Hitchcock’s Lifeboat Cameo

In the film Lifeboat, the action is set entirely in a small boat. This left director Alfred Hitchcock momentarily at a loss how to make his traditional cameo appearance.

Finally, inspired by a recent diet, he hit on a solution — Hitchcock can be seen briefly in a newspaper advertisement for “Reduco, the Obesity Slayer.”

“The 1729 Anecdote”

The Indian mathematical prodigy Srinivasa Ramanujan showed an almost supernatural facility with numbers.

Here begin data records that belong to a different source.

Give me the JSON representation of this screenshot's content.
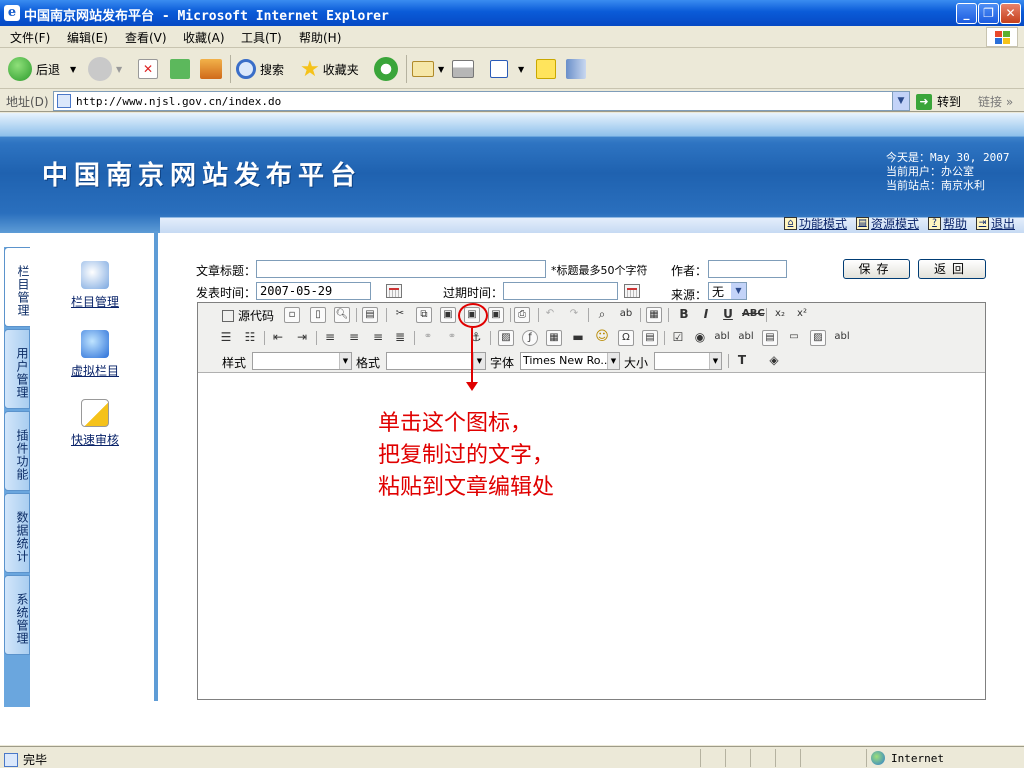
{
  "window": {
    "title": "中国南京网站发布平台 - Microsoft Internet Explorer",
    "icon": "ie-icon",
    "controls": {
      "minimize": "_",
      "maximize": "❐",
      "close": "✕"
    }
  },
  "menubar": {
    "items": [
      "文件(F)",
      "编辑(E)",
      "查看(V)",
      "收藏(A)",
      "工具(T)",
      "帮助(H)"
    ]
  },
  "toolbar": {
    "back_label": "后退",
    "search_label": "搜索",
    "favorites_label": "收藏夹"
  },
  "address": {
    "label": "地址(D)",
    "url": "http://www.njsl.gov.cn/index.do",
    "go_label": "转到",
    "links_label": "链接"
  },
  "banner": {
    "site_name": "中国南京网站发布平台",
    "date_line": "今天是：May 30, 2007",
    "user_line": "当前用户：办公室",
    "site_line": "当前站点：南京水利"
  },
  "nav_links": [
    "功能模式",
    "资源模式",
    "帮助",
    "退出"
  ],
  "sidebar": {
    "tabs": [
      "栏目管理",
      "用户管理",
      "插件功能",
      "数据统计",
      "系统管理"
    ],
    "items": [
      "栏目管理",
      "虚拟栏目",
      "快速审核"
    ]
  },
  "form": {
    "title_label": "文章标题：",
    "title_value": "",
    "title_hint": "*标题最多50个字符",
    "author_label": "作者：",
    "author_value": "",
    "publish_label": "发表时间：",
    "publish_value": "2007-05-29",
    "expire_label": "过期时间：",
    "expire_value": "",
    "source_label": "来源：",
    "source_value": "无",
    "save_label": "保存",
    "back_label": "返回"
  },
  "editor": {
    "source_label": "源代码",
    "style_label": "样式",
    "format_label": "格式",
    "font_label": "字体",
    "font_value": "Times New Ro...",
    "size_label": "大小"
  },
  "annotation": {
    "lines": [
      "单击这个图标，",
      "把复制过的文字，",
      "粘贴到文章编辑处"
    ],
    "color": "#e00000"
  },
  "status": {
    "text": "完毕",
    "zone": "Internet"
  }
}
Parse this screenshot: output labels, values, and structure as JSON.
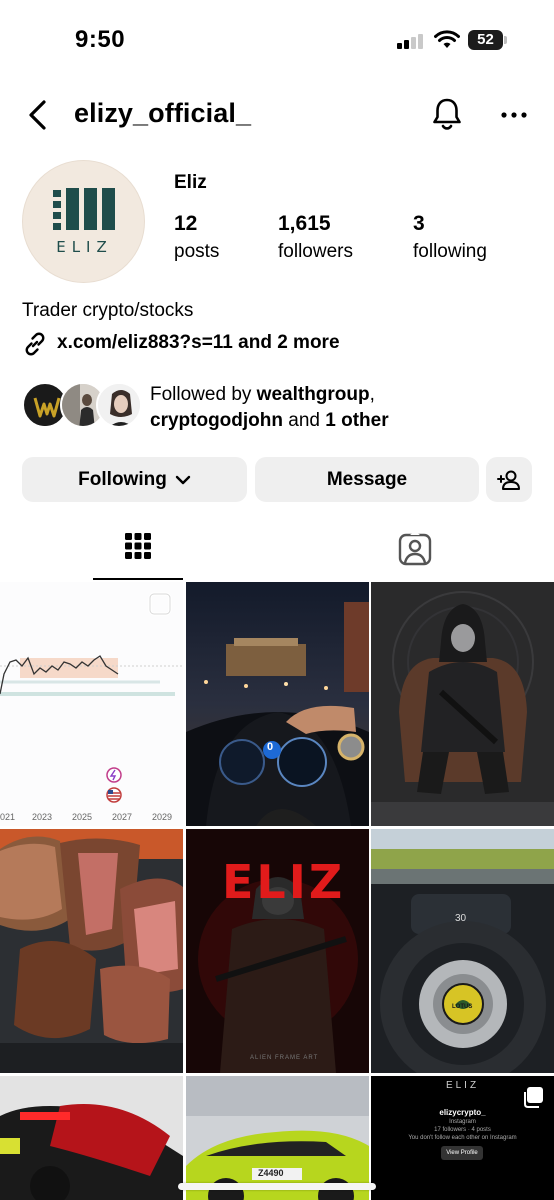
{
  "status_bar": {
    "time": "9:50",
    "battery": "52"
  },
  "header": {
    "username": "elizy_official_"
  },
  "profile": {
    "display_name": "Eliz",
    "avatar_text": "ELIZ",
    "stats": [
      {
        "value": "12",
        "label": "posts"
      },
      {
        "value": "1,615",
        "label": "followers"
      },
      {
        "value": "3",
        "label": "following"
      }
    ],
    "bio": "Trader crypto/stocks",
    "link": "x.com/eliz883?s=11 and 2 more"
  },
  "followed_by": {
    "prefix": "Followed by ",
    "user1": "wealthgroup",
    "sep": ",",
    "user2": "cryptogodjohn",
    "middle": " and ",
    "others": "1 other"
  },
  "actions": {
    "following": "Following",
    "message": "Message"
  },
  "tabs": [
    {
      "name": "posts-grid",
      "icon": "grid-icon"
    },
    {
      "name": "tagged",
      "icon": "person-tag-icon"
    }
  ],
  "posts": {
    "chart_years": [
      "021",
      "2023",
      "2025",
      "2027",
      "2029"
    ],
    "dash_speed": "0",
    "poster_text": "ELIZ",
    "poster_caption": "ALIEN FRAME ART",
    "lotus_badge": "LOTUS",
    "lotus_speed": "30",
    "car_plate": "Z4490",
    "shared_profile": {
      "logo": "ELIZ",
      "name": "elizycrypto_",
      "platform": "Instagram",
      "meta": "17 followers · 4 posts",
      "note": "You don't follow each other on Instagram",
      "button": "View Profile"
    }
  }
}
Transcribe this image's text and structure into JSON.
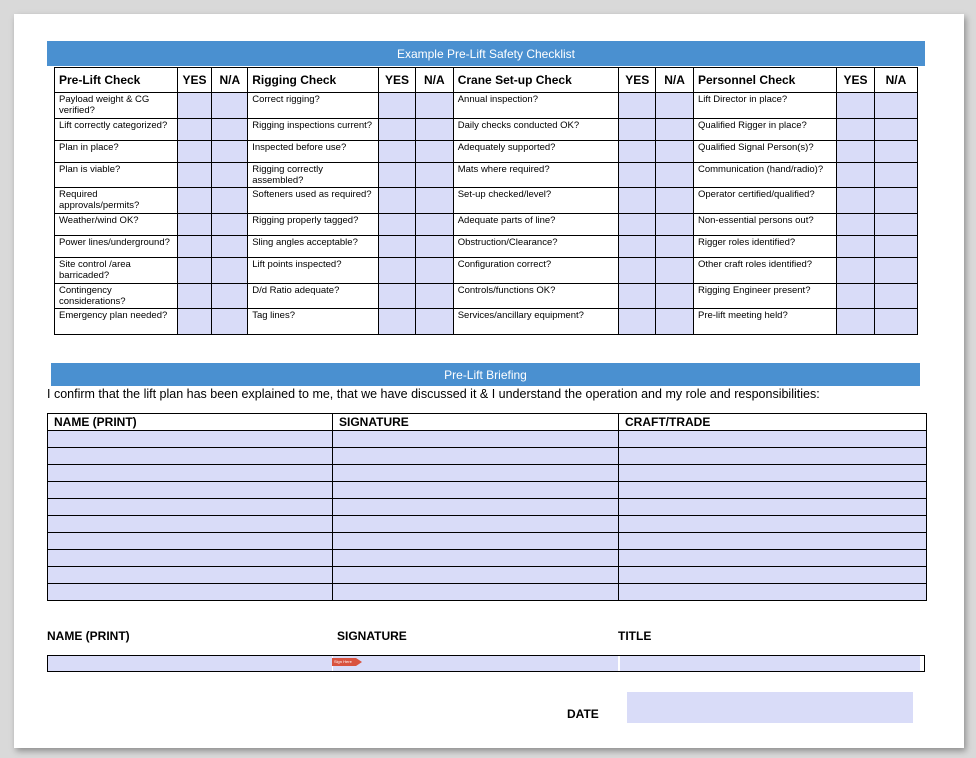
{
  "checklist": {
    "title": "Example Pre-Lift Safety Checklist",
    "yes_label": "YES",
    "na_label": "N/A",
    "sections": [
      "Pre-Lift Check",
      "Rigging Check",
      "Crane Set-up Check",
      "Personnel Check"
    ],
    "rows": [
      [
        "Payload weight & CG verified?",
        "Correct rigging?",
        "Annual inspection?",
        "Lift Director in place?"
      ],
      [
        "Lift correctly categorized?",
        "Rigging inspections current?",
        "Daily checks conducted OK?",
        "Qualified Rigger in place?"
      ],
      [
        "Plan in place?",
        "Inspected before use?",
        "Adequately supported?",
        "Qualified Signal Person(s)?"
      ],
      [
        "Plan is viable?",
        "Rigging correctly assembled?",
        "Mats where required?",
        "Communication (hand/radio)?"
      ],
      [
        "Required approvals/permits?",
        "Softeners used as required?",
        "Set-up checked/level?",
        "Operator certified/qualified?"
      ],
      [
        "Weather/wind OK?",
        "Rigging properly tagged?",
        "Adequate parts of line?",
        "Non-essential persons out?"
      ],
      [
        "Power lines/underground?",
        "Sling angles acceptable?",
        "Obstruction/Clearance?",
        "Rigger roles identified?"
      ],
      [
        "Site control /area barricaded?",
        "Lift points inspected?",
        "Configuration correct?",
        "Other craft roles identified?"
      ],
      [
        "Contingency considerations?",
        "D/d Ratio adequate?",
        "Controls/functions OK?",
        "Rigging Engineer present?"
      ],
      [
        "Emergency plan needed?",
        "Tag lines?",
        "Services/ancillary equipment?",
        "Pre-lift meeting held?"
      ]
    ]
  },
  "briefing": {
    "title": "Pre-Lift Briefing",
    "confirmation": "I confirm that the lift plan has been explained to me, that we have discussed it & I understand the operation and my role and responsibilities:",
    "columns": [
      "NAME (PRINT)",
      "SIGNATURE",
      "CRAFT/TRADE"
    ],
    "blank_rows": 10
  },
  "signoff": {
    "name_label": "NAME (PRINT)",
    "signature_label": "SIGNATURE",
    "title_label": "TITLE",
    "date_label": "DATE",
    "marker_text": "Sign Here"
  },
  "colors": {
    "banner": "#4a90d0",
    "field_fill": "#d9dcf8",
    "marker": "#d9533f"
  }
}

British mathematician G.H. Hardy once visited him in the hospital:

I had ridden in taxicab number 1729 and remarked that the number seemed to me rather a dull one, and that I hoped it was not an unfavorable omen. “No,” he replied, “it is a very interesting number; it is the smallest number expressible as the sum of two cubes in two different ways.”

“Every positive integer,” remarked J.E. Littlewood, “is one of Ramanujan’s personal friends.”

Balloon Mail


Besieged by Prussians in 1870, Paris found a clever way to get mail to the outside world. For 20 centimes you could write a letter on a thin piece of green paper; these were collected and sent hopefully upward on unguided mail balloons. Each 4-gram postcard carried an address; the Parisians hoped that the balloons would drift to earth somewhere and that whoever found the messages would forward them.

It worked. During the four-month siege they sent up 65 balloons, and only two went missing.

A Spaceborne Time Capsule

You can write a message to future generations at the KEO project. It’ll be launched on a satellite that won’t return to Earth for 50,000 years.

Even more ambitious is the LAGEOS satellite, which will re-enter our atmosphere in 8.4 million years bearing a plaque that shows the arrangement of the continents. Let’s hope our descendants still have catcher’s mitts.

Uncorker of Ocean Bottles

In the 16th century, the English navy would put messages in bottles to send information ashore about enemy positions.

Queen Elizabeth I even created the official position “Uncorker of Ocean Bottles.” Anyone else caught opening them faced the death penalty.